» EXCERPTED RECORDS
· · ·
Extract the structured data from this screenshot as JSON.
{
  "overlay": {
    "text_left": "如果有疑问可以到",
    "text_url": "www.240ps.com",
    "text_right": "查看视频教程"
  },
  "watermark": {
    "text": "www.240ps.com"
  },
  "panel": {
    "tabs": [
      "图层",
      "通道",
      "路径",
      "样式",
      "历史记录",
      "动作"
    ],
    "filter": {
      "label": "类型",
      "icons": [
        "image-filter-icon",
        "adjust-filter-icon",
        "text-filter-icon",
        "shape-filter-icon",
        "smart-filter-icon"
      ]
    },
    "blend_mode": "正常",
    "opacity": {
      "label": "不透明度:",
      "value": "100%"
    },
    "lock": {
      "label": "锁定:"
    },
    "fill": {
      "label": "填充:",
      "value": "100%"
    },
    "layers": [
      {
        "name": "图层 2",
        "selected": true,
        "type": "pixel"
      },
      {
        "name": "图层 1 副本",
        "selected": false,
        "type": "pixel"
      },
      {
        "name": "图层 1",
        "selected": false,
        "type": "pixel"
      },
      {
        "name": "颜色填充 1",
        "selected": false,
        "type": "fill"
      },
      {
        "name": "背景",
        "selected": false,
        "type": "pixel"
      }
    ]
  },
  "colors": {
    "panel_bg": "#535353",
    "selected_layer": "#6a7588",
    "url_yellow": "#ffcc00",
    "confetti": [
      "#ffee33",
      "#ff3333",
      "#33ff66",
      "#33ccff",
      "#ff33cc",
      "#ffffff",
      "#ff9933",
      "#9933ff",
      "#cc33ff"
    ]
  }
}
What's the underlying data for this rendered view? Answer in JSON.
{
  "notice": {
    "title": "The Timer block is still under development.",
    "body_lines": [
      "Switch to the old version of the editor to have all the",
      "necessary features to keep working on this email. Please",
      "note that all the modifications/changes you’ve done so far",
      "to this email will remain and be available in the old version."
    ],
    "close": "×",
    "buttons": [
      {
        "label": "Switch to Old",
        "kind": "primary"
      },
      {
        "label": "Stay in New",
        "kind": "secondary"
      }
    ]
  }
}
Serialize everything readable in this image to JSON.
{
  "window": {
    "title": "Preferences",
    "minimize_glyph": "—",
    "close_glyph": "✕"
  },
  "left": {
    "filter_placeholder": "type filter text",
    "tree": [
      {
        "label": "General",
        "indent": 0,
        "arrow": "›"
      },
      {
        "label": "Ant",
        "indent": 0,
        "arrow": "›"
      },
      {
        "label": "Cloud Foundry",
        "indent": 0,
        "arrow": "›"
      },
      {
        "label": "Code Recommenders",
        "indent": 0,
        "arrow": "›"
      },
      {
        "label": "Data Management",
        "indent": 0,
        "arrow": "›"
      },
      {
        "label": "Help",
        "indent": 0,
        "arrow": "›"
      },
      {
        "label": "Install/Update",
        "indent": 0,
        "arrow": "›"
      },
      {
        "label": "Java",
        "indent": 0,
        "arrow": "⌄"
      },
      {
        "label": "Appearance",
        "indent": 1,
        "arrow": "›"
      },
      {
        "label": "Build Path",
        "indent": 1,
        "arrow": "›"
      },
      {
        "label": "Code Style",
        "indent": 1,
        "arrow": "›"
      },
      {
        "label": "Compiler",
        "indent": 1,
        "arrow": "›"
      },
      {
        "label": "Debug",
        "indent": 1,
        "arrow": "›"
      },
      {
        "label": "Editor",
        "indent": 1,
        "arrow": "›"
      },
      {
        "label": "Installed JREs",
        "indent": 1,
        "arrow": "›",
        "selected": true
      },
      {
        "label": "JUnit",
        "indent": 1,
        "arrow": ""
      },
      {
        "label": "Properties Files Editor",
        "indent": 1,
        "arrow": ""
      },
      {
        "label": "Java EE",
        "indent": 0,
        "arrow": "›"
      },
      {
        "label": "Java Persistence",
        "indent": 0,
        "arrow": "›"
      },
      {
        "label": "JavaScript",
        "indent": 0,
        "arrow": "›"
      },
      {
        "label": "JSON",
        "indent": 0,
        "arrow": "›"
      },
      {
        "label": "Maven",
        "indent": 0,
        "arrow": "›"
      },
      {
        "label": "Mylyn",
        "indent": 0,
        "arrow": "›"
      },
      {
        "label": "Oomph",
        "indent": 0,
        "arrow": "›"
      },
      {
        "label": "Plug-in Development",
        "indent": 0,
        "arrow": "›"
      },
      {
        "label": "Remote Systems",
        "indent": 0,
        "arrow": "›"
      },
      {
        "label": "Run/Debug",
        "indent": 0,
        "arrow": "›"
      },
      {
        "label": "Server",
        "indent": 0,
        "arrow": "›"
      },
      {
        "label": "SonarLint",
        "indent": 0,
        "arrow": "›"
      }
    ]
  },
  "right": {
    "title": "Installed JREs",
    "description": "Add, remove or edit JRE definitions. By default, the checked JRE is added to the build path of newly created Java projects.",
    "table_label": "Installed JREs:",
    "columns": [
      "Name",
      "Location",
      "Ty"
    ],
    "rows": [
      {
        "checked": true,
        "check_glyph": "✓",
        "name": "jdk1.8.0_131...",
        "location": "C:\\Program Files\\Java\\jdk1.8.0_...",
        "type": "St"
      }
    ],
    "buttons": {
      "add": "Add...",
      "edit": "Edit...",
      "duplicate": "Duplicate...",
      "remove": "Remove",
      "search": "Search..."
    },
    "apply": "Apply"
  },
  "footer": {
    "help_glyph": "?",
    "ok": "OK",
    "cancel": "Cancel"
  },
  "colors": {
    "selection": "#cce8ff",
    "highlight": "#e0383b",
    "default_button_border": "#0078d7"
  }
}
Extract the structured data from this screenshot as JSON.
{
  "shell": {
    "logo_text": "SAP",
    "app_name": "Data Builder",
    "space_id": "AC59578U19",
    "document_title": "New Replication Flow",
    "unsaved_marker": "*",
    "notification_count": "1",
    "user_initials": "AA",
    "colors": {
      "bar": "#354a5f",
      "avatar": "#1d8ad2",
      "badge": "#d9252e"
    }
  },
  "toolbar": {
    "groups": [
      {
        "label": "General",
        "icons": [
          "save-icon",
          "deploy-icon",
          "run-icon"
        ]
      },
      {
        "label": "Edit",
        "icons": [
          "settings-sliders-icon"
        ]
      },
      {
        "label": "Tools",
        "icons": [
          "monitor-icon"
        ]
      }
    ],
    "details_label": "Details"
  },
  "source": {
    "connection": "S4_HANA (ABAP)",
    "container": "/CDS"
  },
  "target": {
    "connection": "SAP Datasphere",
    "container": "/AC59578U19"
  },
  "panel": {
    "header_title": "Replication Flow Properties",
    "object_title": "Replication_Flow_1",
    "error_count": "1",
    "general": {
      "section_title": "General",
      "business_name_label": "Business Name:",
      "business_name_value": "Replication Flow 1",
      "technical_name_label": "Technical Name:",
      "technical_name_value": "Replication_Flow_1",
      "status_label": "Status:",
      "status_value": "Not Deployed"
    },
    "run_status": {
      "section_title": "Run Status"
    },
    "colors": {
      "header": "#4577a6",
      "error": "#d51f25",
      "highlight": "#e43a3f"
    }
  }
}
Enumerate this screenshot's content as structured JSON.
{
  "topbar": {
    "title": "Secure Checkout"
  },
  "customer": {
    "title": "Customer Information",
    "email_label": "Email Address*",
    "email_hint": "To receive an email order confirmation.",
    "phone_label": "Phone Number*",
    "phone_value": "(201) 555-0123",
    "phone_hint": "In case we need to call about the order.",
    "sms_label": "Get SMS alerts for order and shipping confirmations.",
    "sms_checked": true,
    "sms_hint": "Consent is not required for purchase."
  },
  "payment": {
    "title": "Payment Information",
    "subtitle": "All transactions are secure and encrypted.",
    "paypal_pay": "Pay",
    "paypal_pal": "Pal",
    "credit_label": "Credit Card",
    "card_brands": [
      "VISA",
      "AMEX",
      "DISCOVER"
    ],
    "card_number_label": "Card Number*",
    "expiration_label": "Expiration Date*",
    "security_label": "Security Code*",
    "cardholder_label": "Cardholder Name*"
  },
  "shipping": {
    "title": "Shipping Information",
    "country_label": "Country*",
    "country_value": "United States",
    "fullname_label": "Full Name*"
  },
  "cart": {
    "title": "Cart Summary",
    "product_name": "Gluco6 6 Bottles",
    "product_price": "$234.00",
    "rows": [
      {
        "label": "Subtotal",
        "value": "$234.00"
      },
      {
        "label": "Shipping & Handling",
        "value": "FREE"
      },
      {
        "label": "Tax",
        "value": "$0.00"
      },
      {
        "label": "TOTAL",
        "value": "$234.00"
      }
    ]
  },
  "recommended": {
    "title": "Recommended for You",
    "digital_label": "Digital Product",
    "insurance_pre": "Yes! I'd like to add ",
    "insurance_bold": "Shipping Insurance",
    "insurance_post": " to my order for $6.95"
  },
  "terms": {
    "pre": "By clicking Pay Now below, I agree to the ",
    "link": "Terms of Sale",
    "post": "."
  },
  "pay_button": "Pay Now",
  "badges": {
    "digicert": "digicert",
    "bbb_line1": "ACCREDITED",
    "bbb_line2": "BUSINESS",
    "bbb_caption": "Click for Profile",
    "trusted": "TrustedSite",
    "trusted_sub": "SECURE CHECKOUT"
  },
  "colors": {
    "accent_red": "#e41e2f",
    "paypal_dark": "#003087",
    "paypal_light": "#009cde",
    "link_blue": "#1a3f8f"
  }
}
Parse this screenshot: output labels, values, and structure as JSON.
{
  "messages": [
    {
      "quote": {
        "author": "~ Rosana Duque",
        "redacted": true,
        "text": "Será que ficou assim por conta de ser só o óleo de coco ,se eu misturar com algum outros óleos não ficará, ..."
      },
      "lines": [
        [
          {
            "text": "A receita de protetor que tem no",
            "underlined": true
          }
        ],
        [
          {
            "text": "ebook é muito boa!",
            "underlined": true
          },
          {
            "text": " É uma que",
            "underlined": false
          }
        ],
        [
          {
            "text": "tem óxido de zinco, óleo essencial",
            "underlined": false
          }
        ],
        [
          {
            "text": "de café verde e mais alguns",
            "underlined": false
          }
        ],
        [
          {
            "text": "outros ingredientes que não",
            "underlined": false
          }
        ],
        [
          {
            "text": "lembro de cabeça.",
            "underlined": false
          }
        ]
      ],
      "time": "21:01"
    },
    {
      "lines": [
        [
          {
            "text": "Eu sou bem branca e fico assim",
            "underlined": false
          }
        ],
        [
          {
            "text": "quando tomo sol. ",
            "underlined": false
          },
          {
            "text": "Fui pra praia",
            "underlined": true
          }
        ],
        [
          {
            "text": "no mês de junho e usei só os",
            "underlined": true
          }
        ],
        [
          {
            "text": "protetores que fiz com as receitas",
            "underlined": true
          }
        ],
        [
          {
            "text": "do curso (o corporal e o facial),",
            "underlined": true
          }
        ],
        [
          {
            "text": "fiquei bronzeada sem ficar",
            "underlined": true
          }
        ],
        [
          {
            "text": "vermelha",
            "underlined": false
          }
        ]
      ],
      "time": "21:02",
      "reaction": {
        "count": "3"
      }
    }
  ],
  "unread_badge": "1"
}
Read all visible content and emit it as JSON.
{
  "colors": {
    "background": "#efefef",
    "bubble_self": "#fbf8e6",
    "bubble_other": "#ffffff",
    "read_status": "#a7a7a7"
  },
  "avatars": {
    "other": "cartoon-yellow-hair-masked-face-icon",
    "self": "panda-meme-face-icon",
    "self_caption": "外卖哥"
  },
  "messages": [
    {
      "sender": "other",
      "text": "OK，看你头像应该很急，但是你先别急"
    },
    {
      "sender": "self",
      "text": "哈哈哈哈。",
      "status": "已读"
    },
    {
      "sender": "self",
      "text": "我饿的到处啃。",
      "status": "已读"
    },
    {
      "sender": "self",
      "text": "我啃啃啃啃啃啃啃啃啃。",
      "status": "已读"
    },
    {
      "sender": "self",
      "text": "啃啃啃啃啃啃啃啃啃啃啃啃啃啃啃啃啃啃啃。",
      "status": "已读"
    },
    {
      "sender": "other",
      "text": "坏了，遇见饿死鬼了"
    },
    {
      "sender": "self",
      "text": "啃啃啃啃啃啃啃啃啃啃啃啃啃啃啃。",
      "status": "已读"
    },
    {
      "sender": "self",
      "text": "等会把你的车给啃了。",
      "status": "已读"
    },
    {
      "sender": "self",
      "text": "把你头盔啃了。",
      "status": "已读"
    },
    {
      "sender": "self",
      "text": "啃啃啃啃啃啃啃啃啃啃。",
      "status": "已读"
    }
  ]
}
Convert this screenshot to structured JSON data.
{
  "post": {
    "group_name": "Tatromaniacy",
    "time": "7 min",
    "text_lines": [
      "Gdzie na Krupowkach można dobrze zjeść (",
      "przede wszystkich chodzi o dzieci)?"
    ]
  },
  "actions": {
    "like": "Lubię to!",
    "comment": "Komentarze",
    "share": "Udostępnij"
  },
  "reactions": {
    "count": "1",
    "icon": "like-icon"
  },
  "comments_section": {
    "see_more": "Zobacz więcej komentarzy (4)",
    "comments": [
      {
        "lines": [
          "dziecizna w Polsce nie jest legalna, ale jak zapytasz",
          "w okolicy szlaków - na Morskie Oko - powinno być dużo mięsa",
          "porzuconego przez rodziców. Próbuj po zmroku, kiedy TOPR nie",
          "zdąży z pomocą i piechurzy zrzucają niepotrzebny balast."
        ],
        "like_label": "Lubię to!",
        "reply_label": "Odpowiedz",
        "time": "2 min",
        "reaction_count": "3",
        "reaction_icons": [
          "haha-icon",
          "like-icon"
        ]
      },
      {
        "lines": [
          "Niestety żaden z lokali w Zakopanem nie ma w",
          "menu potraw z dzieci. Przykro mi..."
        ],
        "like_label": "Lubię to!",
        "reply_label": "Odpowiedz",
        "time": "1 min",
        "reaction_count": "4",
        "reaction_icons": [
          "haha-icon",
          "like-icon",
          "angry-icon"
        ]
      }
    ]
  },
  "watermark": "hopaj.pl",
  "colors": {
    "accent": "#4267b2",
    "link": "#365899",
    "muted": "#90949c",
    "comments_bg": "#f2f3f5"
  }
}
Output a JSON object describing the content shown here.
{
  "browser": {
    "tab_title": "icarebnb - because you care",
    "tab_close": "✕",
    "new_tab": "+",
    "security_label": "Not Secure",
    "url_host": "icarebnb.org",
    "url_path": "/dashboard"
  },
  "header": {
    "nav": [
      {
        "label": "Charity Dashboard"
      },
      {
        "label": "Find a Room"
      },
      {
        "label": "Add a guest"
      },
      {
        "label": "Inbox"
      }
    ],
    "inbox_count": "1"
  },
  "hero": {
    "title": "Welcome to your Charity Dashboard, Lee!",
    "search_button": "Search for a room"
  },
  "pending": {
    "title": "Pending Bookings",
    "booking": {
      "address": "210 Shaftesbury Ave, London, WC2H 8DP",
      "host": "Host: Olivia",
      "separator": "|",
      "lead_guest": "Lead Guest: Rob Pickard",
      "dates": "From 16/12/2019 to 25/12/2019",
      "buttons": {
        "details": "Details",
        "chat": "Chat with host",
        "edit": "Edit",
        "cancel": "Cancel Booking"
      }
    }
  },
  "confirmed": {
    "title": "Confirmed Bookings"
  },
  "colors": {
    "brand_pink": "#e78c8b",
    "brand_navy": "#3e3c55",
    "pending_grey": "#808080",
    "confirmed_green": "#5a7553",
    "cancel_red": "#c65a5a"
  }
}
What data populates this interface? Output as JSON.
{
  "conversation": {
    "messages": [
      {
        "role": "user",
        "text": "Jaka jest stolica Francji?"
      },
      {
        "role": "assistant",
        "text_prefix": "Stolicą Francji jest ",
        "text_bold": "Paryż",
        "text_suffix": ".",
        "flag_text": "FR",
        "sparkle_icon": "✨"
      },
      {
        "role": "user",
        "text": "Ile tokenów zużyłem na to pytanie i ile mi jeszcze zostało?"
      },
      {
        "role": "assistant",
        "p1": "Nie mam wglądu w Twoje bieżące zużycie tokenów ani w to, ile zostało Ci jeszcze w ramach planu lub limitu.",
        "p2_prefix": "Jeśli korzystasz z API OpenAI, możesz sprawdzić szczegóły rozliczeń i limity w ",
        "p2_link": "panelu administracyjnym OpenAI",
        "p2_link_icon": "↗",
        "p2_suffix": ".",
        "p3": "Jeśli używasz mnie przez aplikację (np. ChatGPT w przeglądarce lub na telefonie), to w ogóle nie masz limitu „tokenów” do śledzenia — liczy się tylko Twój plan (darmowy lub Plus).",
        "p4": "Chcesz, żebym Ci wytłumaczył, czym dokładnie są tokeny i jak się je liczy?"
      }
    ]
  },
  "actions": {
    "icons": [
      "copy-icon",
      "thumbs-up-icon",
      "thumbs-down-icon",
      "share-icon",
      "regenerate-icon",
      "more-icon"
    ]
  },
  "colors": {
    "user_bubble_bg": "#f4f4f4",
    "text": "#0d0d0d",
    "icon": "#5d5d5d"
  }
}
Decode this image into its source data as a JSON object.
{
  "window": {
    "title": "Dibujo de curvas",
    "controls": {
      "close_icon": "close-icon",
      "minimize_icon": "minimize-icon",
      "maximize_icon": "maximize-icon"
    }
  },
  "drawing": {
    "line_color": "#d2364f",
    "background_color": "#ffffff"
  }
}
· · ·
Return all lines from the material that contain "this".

» SOLUTION
Extract the structured data from this screenshot as JSON.
What's the underlying data for this rendered view? Answer in JSON.
      "necessary features to keep working on this email. Please",
      "to this email will remain and be available in the old version."
Serialize everything readable in this image to JSON.
Extract the structured data from this screenshot as JSON.
Enumerate this screenshot's content as structured JSON.
Parse this screenshot: output labels, values, and structure as JSON.
Convert this screenshot to structured JSON data.
What data populates this interface? Output as JSON.
Decode this image into its source data as a JSON object.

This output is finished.